Over a billion NHS prescription items are issued in England each year a cost of over £9 billion.
Many of these prescriptions are for medications to manage long-term health conditions (e.g. diabetes, heart disease). Currently they are issued through the ‘repeat prescribing’ system. This allows patients to request further supplies without a doctor’s appointment.
However, a new study has suggested that prescriptions longer than 28 days could be better for patients.
Leading researcher Dr. King said:
Given our study results, CCGs and local NHS may wish to reconsider current recommendations for 28-day prescription lengths for patients with stable chronic conditions.
The study found that patients with 120-day prescriptions were more likely to take their medicine consistently.

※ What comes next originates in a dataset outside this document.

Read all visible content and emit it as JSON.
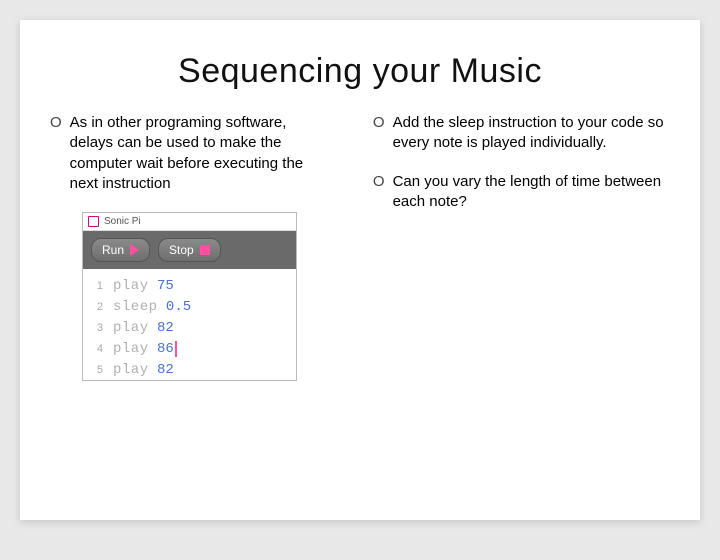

Longer prescriptions would also reduce costs in GP admin workload and pharmacy dispensing. It would also reduce costs to the patient.

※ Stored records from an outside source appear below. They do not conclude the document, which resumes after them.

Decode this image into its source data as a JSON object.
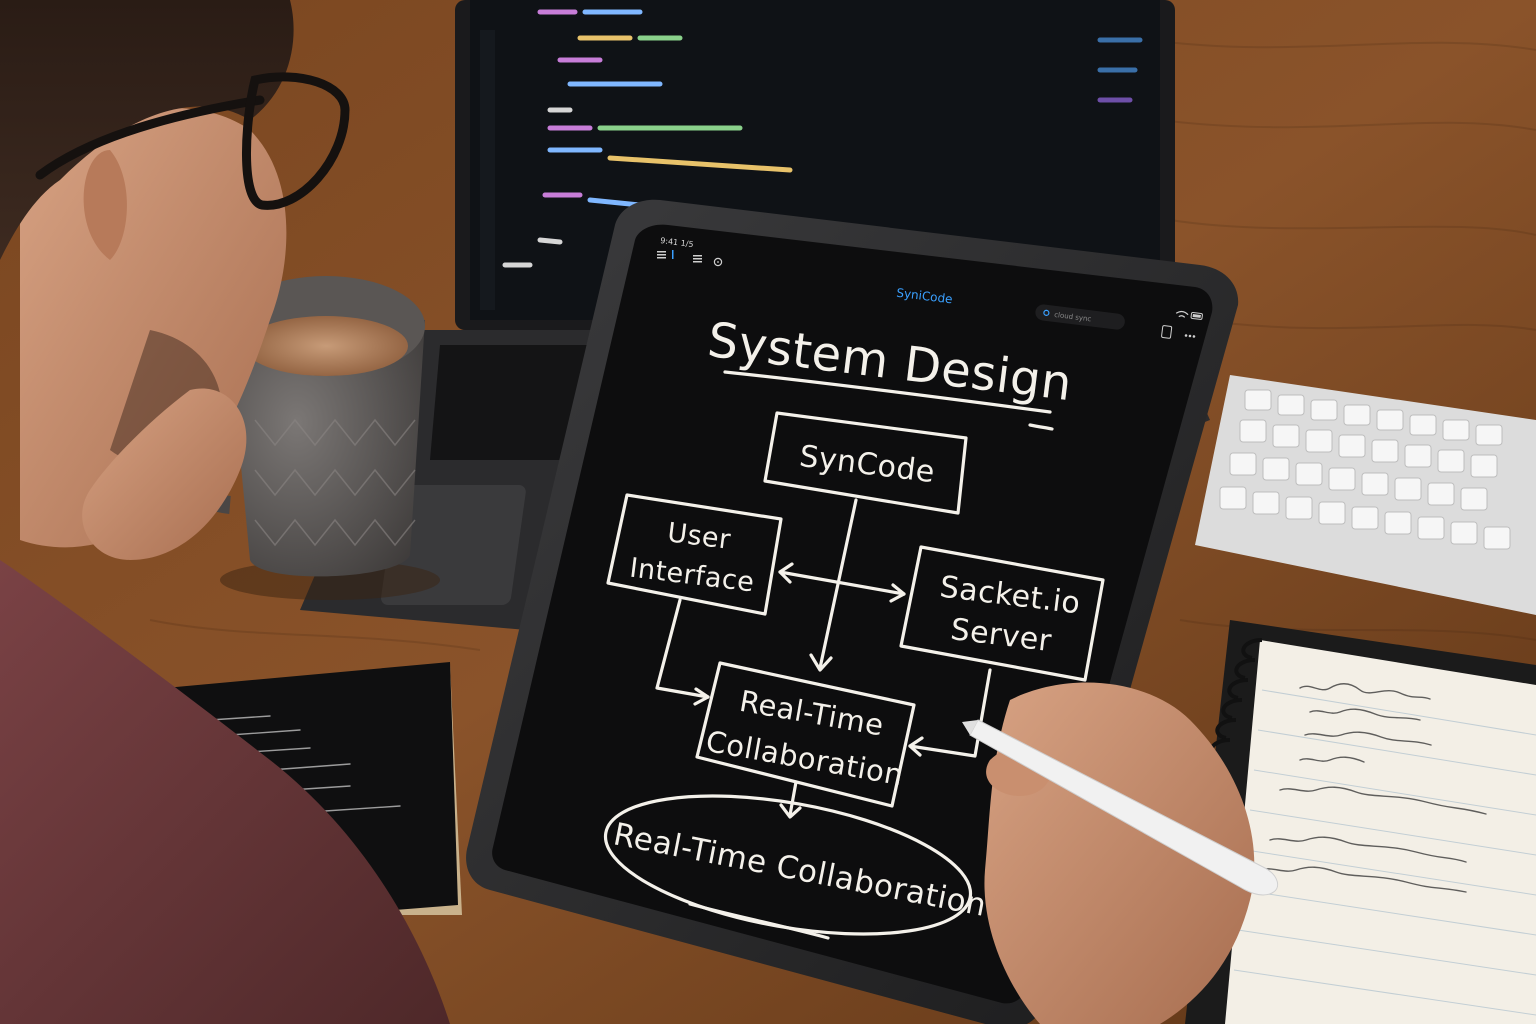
{
  "tablet": {
    "status_time": "9:41 1/5",
    "app_name": "SyniCode",
    "status_pill": "cloud sync",
    "toolbar_icons": [
      "menu-icon",
      "list-icon",
      "clock-icon"
    ],
    "status_icons": [
      "wifi-icon",
      "battery-icon"
    ]
  },
  "diagram": {
    "title": "System Design",
    "nodes": {
      "top": "SynCode",
      "left_line1": "User",
      "left_line2": "Interface",
      "right_line1": "Sacket.io",
      "right_line2": "Server",
      "center_line1": "Real-Time",
      "center_line2": "Collaboration",
      "ellipse": "Real-Time Collaboration"
    }
  },
  "colors": {
    "accent": "#3aa0ff",
    "chalk": "#f4f1ea",
    "tablet_screen": "#0d0d0e",
    "desk": "#6b3d1c",
    "shirt": "#6d3a3c"
  }
}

Dt Ruprt Payne, another of the study’s authors said:
This has been a contentious issue for many years. Our research shows that the current recommendations to issue shorter prescriptions have been based on a lack of sound scientific evidence.
There is the potential for longer prescriptions to lead to important benefits, by improving patients’ adherence and thus the effectiveness of the drugs, lessening workload for health care professionals, and reducing inconvenience and costs to patients.

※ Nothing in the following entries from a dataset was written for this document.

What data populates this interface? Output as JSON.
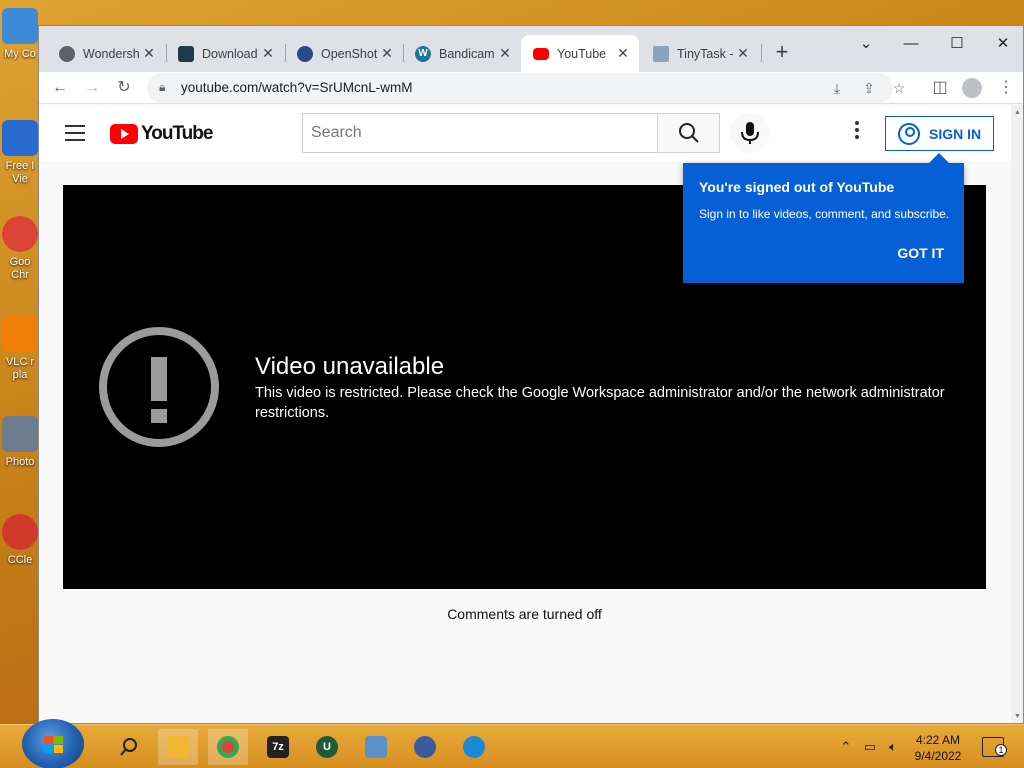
{
  "desktop": {
    "icons": [
      {
        "label": "My Co",
        "color": "#3f88d6"
      },
      {
        "label": "Free I",
        "sub": "Vie",
        "color": "#2a6bd1"
      },
      {
        "label": "Goo",
        "sub": "Chr",
        "color": "#db4437"
      },
      {
        "label": "VLC r",
        "sub": "pla",
        "color": "#f07f0a"
      },
      {
        "label": "Photo",
        "color": "#6c7c8c"
      },
      {
        "label": "CCle",
        "color": "#d03a2a"
      }
    ]
  },
  "browser": {
    "tabs": [
      {
        "title": "Wondersh",
        "favicon": "globe-icon",
        "color": "#5f6368"
      },
      {
        "title": "Download",
        "favicon": "filmora-icon",
        "color": "#1f3a48"
      },
      {
        "title": "OpenShot",
        "favicon": "openshot-icon",
        "color": "#2b4a8a"
      },
      {
        "title": "Bandicam",
        "favicon": "wordpress-icon",
        "color": "#21759b"
      },
      {
        "title": "YouTube",
        "favicon": "youtube-icon",
        "color": "#ff0000",
        "active": true
      },
      {
        "title": "TinyTask -",
        "favicon": "tinytask-icon",
        "color": "#8aa4c0"
      }
    ],
    "new_tab": "+",
    "url": "youtube.com/watch?v=SrUMcnL-wmM"
  },
  "youtube": {
    "logo_text": "YouTube",
    "search_placeholder": "Search",
    "sign_in": "SIGN IN",
    "error_title": "Video unavailable",
    "error_message": "This video is restricted. Please check the Google Workspace administrator and/or the network administrator restrictions.",
    "popup": {
      "title": "You're signed out of YouTube",
      "body": "Sign in to like videos, comment, and subscribe.",
      "button": "GOT IT"
    },
    "comments": "Comments are turned off"
  },
  "taskbar": {
    "apps": [
      {
        "name": "file-explorer-icon",
        "color": "#f2b632"
      },
      {
        "name": "chrome-icon",
        "color": "#db4437"
      },
      {
        "name": "7zip-icon",
        "label": "7z",
        "color": "#222222"
      },
      {
        "name": "uget-icon",
        "label": "U",
        "color": "#1f5a3a"
      },
      {
        "name": "photos-icon",
        "color": "#5b8fc8"
      },
      {
        "name": "globe-app-icon",
        "color": "#3a5b9e"
      },
      {
        "name": "edge-icon",
        "color": "#1a8ad4"
      }
    ],
    "time": "4:22 AM",
    "date": "9/4/2022",
    "notifications": "1"
  }
}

Would you benefit from longer prescriptions? What do you think of these results?